◆ Exercise aim: For the records below, give the count of lines holding the word "value" and nothing more.

========================

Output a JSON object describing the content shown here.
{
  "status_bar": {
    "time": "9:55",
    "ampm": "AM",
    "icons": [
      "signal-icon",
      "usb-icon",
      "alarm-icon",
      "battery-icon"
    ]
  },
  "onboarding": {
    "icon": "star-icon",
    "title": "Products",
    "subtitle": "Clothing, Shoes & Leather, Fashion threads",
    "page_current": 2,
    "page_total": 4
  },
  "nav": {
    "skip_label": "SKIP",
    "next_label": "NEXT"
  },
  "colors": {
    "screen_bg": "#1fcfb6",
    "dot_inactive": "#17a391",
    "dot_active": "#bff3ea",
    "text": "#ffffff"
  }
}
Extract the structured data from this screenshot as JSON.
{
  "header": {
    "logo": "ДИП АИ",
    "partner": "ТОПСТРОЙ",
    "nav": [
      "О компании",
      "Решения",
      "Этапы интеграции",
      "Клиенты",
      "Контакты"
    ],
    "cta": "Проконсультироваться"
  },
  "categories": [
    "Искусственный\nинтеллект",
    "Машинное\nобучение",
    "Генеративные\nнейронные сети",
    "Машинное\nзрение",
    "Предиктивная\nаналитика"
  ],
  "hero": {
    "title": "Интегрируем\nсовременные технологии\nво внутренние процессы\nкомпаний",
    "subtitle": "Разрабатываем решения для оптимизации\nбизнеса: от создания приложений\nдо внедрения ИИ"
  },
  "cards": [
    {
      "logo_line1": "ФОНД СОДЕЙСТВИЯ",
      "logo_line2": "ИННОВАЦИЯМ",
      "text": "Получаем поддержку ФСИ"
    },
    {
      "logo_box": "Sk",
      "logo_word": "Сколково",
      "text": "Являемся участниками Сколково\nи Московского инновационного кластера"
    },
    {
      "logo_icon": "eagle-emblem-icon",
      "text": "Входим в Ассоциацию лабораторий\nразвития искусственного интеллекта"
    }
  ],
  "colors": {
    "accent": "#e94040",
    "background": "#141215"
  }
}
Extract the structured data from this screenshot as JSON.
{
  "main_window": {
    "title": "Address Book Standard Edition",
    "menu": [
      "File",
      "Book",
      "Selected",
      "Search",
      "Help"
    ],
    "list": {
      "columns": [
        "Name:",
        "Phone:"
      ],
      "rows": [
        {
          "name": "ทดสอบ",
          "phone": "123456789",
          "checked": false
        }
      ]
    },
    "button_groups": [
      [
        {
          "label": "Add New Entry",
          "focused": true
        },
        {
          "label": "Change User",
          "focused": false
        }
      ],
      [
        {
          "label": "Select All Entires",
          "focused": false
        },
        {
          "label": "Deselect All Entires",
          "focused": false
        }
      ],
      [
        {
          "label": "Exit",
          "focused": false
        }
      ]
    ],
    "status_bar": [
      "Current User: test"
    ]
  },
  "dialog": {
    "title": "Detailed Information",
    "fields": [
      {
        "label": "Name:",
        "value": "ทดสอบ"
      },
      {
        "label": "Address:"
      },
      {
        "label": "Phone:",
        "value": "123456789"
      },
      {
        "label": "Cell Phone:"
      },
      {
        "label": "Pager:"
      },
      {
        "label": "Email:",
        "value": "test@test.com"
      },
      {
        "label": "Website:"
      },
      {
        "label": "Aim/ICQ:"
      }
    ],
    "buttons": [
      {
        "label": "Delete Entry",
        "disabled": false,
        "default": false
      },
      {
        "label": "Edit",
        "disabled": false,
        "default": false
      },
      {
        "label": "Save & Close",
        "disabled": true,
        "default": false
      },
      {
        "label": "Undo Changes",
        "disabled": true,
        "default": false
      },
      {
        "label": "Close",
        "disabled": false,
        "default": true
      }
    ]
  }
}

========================

◆ Written answer: 3